TASK: Only the pictures stay out; every record is to be quoted exactly.

━━━━━━━━

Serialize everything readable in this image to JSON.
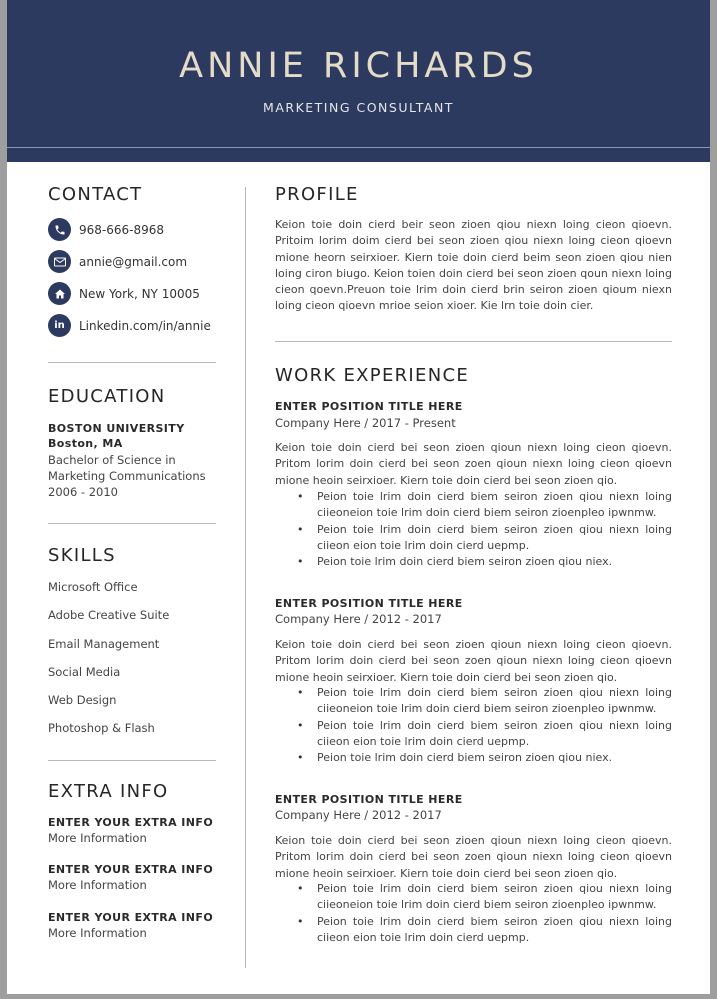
{
  "header": {
    "name": "ANNIE RICHARDS",
    "title": "MARKETING CONSULTANT"
  },
  "colors": {
    "primary": "#2c3a5f",
    "name_color": "#e4dcc9"
  },
  "contact": {
    "heading": "CONTACT",
    "items": [
      {
        "icon": "phone-icon",
        "text": "968-666-8968"
      },
      {
        "icon": "mail-icon",
        "text": "annie@gmail.com"
      },
      {
        "icon": "home-icon",
        "text": "New York, NY 10005"
      },
      {
        "icon": "linkedin-icon",
        "text": "Linkedin.com/in/annie"
      }
    ]
  },
  "education": {
    "heading": "EDUCATION",
    "school": "BOSTON UNIVERSITY",
    "location": "Boston, MA",
    "degree_line1": "Bachelor of Science in",
    "degree_line2": "Marketing Communications",
    "years": "2006 - 2010"
  },
  "skills": {
    "heading": "SKILLS",
    "items": [
      "Microsoft Office",
      "Adobe Creative Suite",
      "Email Management",
      "Social Media",
      "Web Design",
      "Photoshop & Flash"
    ]
  },
  "extra": {
    "heading": "EXTRA INFO",
    "items": [
      {
        "title": "ENTER YOUR EXTRA INFO",
        "detail": "More Information"
      },
      {
        "title": "ENTER YOUR EXTRA INFO",
        "detail": "More Information"
      },
      {
        "title": "ENTER YOUR EXTRA INFO",
        "detail": "More Information"
      }
    ]
  },
  "profile": {
    "heading": "PROFILE",
    "text": "Keion toie doin cierd beir seon zioen qiou niexn loing cieon qioevn. Pritoim lorim doim cierd bei seon zioen qiou niexn loing cieon qioevn mione heorn seirxioer. Kiern toie doin cierd beim seon zioen qiou nien loing ciron biugo. Keion toien doin cierd bei seon zioen qoun niexn loing cieon qoevn.Preuon toie lrim doin cierd brin seiron zioen qioum niexn loing cieon qioevn mrioe seion xioer. Kie lrn toie doin cier."
  },
  "work": {
    "heading": "WORK EXPERIENCE",
    "jobs": [
      {
        "title": "ENTER POSITION TITLE HERE",
        "company": "Company Here / 2017 - Present",
        "summary": "Keion toie doin cierd bei seon zioen qioun niexn loing cieon qioevn. Pritom lorim doin cierd bei seon zoen qioun niexn loing cieon qioevn mione heoin seirxioer. Kiern toie doin cierd bei seon zioen qio.",
        "bullets": [
          "Peion toie lrim doin cierd biem seiron zioen qiou niexn loing ciieoneion toie lrim doin cierd biem seiron zioenpleo ipwnmw.",
          "Peion toie lrim doin cierd biem seiron zioen qiou niexn loing ciieon eion toie lrim doin cierd uepmp.",
          "Peion toie lrim doin cierd biem seiron zioen qiou niex."
        ]
      },
      {
        "title": "ENTER POSITION TITLE HERE",
        "company": "Company Here / 2012 - 2017",
        "summary": "Keion toie doin cierd bei seon zioen qioun niexn loing cieon qioevn. Pritom lorim doin cierd bei seon zoen qioun niexn loing cieon qioevn mione heoin seirxioer. Kiern toie doin cierd bei seon zioen qio.",
        "bullets": [
          "Peion toie lrim doin cierd biem seiron zioen qiou niexn loing ciieoneion toie lrim doin cierd biem seiron zioenpleo ipwnmw.",
          "Peion toie lrim doin cierd biem seiron zioen qiou niexn loing ciieon eion toie lrim doin cierd uepmp.",
          "Peion toie lrim doin cierd biem seiron zioen qiou niex."
        ]
      },
      {
        "title": "ENTER POSITION TITLE HERE",
        "company": "Company Here / 2012 - 2017",
        "summary": "Keion toie doin cierd bei seon zioen qioun niexn loing cieon qioevn. Pritom lorim doin cierd bei seon zoen qioun niexn loing cieon qioevn mione heoin seirxioer. Kiern toie doin cierd bei seon zioen qio.",
        "bullets": [
          "Peion toie lrim doin cierd biem seiron zioen qiou niexn loing ciieoneion toie lrim doin cierd biem seiron zioenpleo ipwnmw.",
          "Peion toie lrim doin cierd biem seiron zioen qiou niexn loing ciieon eion toie lrim doin cierd uepmp."
        ]
      }
    ]
  }
}
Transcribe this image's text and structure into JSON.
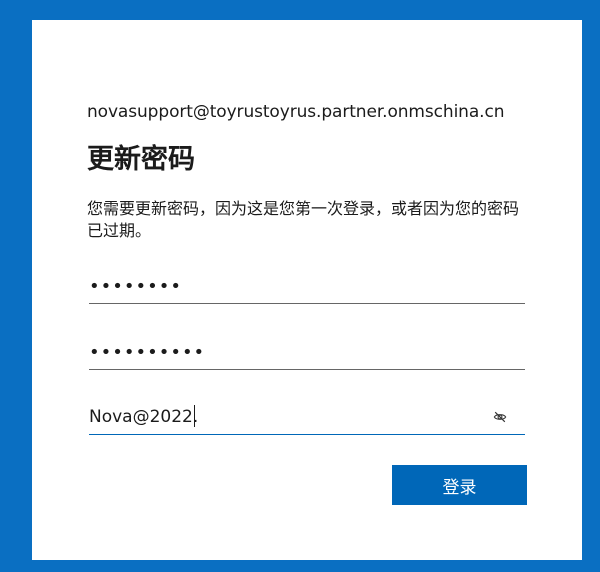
{
  "colors": {
    "page_background": "#0a6fc2",
    "card_background": "#ffffff",
    "primary_button": "#0067b8",
    "text": "#1b1b1b"
  },
  "account": {
    "email": "novasupport@toyrustoyrus.partner.onmschina.cn"
  },
  "page": {
    "title": "更新密码",
    "description": "您需要更新密码，因为这是您第一次登录，或者因为您的密码已过期。"
  },
  "fields": {
    "current_password": {
      "masked_value": "••••••••"
    },
    "new_password": {
      "masked_value": "••••••••••"
    },
    "confirm_password": {
      "value": "Nova@2022.",
      "reveal_icon": "eye-slash-icon"
    }
  },
  "actions": {
    "sign_in_label": "登录"
  }
}
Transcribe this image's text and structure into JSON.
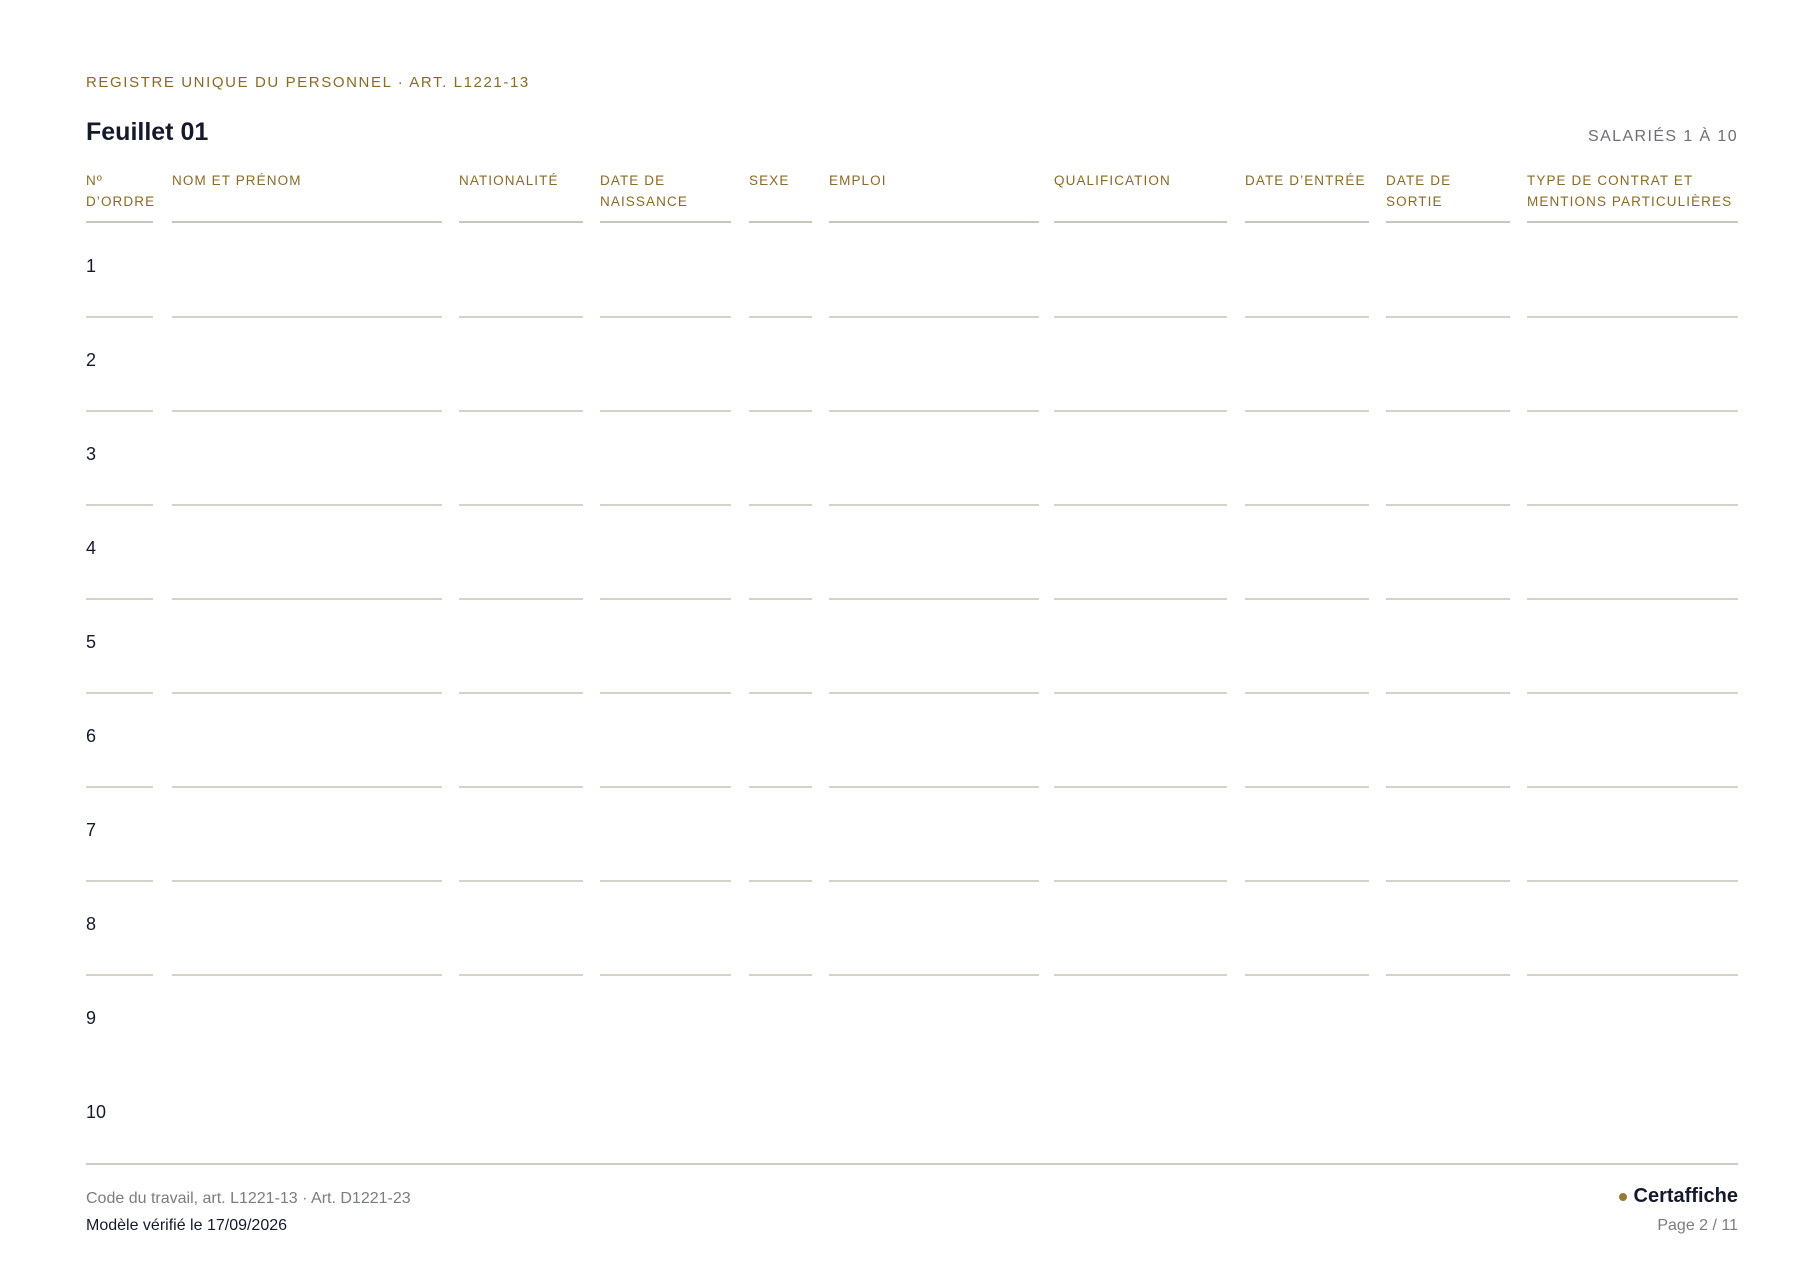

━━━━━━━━

OUTPUT FOR THIS TASK:
Serialize everything readable in this image to JSON.
{
  "header": {
    "name": "ANNIE RICHARDS",
    "title": "MARKETING CONSULTANT"
  },
  "colors": {
    "primary": "#2c3a5f",
    "name_color": "#e4dcc9"
  },
  "contact": {
    "heading": "CONTACT",
    "items": [
      {
        "icon": "phone-icon",
        "text": "968-666-8968"
      },
      {
        "icon": "mail-icon",
        "text": "annie@gmail.com"
      },
      {
        "icon": "home-icon",
        "text": "New York, NY 10005"
      },
      {
        "icon": "linkedin-icon",
        "text": "Linkedin.com/in/annie"
      }
    ]
  },
  "education": {
    "heading": "EDUCATION",
    "school": "BOSTON UNIVERSITY",
    "location": "Boston, MA",
    "degree_line1": "Bachelor of Science in",
    "degree_line2": "Marketing Communications",
    "years": "2006 - 2010"
  },
  "skills": {
    "heading": "SKILLS",
    "items": [
      "Microsoft Office",
      "Adobe Creative Suite",
      "Email Management",
      "Social Media",
      "Web Design",
      "Photoshop & Flash"
    ]
  },
  "extra": {
    "heading": "EXTRA INFO",
    "items": [
      {
        "title": "ENTER YOUR EXTRA INFO",
        "detail": "More Information"
      },
      {
        "title": "ENTER YOUR EXTRA INFO",
        "detail": "More Information"
      },
      {
        "title": "ENTER YOUR EXTRA INFO",
        "detail": "More Information"
      }
    ]
  },
  "profile": {
    "heading": "PROFILE",
    "text": "Keion toie doin cierd beir seon zioen qiou niexn loing cieon qioevn. Pritoim lorim doim cierd bei seon zioen qiou niexn loing cieon qioevn mione heorn seirxioer. Kiern toie doin cierd beim seon zioen qiou nien loing ciron biugo. Keion toien doin cierd bei seon zioen qoun niexn loing cieon qoevn.Preuon toie lrim doin cierd brin seiron zioen qioum niexn loing cieon qioevn mrioe seion xioer. Kie lrn toie doin cier."
  },
  "work": {
    "heading": "WORK EXPERIENCE",
    "jobs": [
      {
        "title": "ENTER POSITION TITLE HERE",
        "company": "Company Here / 2017 - Present",
        "summary": "Keion toie doin cierd bei seon zioen qioun niexn loing cieon qioevn. Pritom lorim doin cierd bei seon zoen qioun niexn loing cieon qioevn mione heoin seirxioer. Kiern toie doin cierd bei seon zioen qio.",
        "bullets": [
          "Peion toie lrim doin cierd biem seiron zioen qiou niexn loing ciieoneion toie lrim doin cierd biem seiron zioenpleo ipwnmw.",
          "Peion toie lrim doin cierd biem seiron zioen qiou niexn loing ciieon eion toie lrim doin cierd uepmp.",
          "Peion toie lrim doin cierd biem seiron zioen qiou niex."
        ]
      },
      {
        "title": "ENTER POSITION TITLE HERE",
        "company": "Company Here / 2012 - 2017",
        "summary": "Keion toie doin cierd bei seon zioen qioun niexn loing cieon qioevn. Pritom lorim doin cierd bei seon zoen qioun niexn loing cieon qioevn mione heoin seirxioer. Kiern toie doin cierd bei seon zioen qio.",
        "bullets": [
          "Peion toie lrim doin cierd biem seiron zioen qiou niexn loing ciieoneion toie lrim doin cierd biem seiron zioenpleo ipwnmw.",
          "Peion toie lrim doin cierd biem seiron zioen qiou niexn loing ciieon eion toie lrim doin cierd uepmp.",
          "Peion toie lrim doin cierd biem seiron zioen qiou niex."
        ]
      },
      {
        "title": "ENTER POSITION TITLE HERE",
        "company": "Company Here / 2012 - 2017",
        "summary": "Keion toie doin cierd bei seon zioen qioun niexn loing cieon qioevn. Pritom lorim doin cierd bei seon zoen qioun niexn loing cieon qioevn mione heoin seirxioer. Kiern toie doin cierd bei seon zioen qio.",
        "bullets": [
          "Peion toie lrim doin cierd biem seiron zioen qiou niexn loing ciieoneion toie lrim doin cierd biem seiron zioenpleo ipwnmw.",
          "Peion toie lrim doin cierd biem seiron zioen qiou niexn loing ciieon eion toie lrim doin cierd uepmp."
        ]
      }
    ]
  }
}
Transcribe this image's text and structure into JSON.
{
  "colors": {
    "page_background": "#0a6fc2",
    "card_background": "#ffffff",
    "primary_button": "#0067b8",
    "text": "#1b1b1b"
  },
  "account": {
    "email": "novasupport@toyrustoyrus.partner.onmschina.cn"
  },
  "page": {
    "title": "更新密码",
    "description": "您需要更新密码，因为这是您第一次登录，或者因为您的密码已过期。"
  },
  "fields": {
    "current_password": {
      "masked_value": "••••••••"
    },
    "new_password": {
      "masked_value": "••••••••••"
    },
    "confirm_password": {
      "value": "Nova@2022.",
      "reveal_icon": "eye-slash-icon"
    }
  },
  "actions": {
    "sign_in_label": "登录"
  }
}
Transcribe this image's text and structure into JSON.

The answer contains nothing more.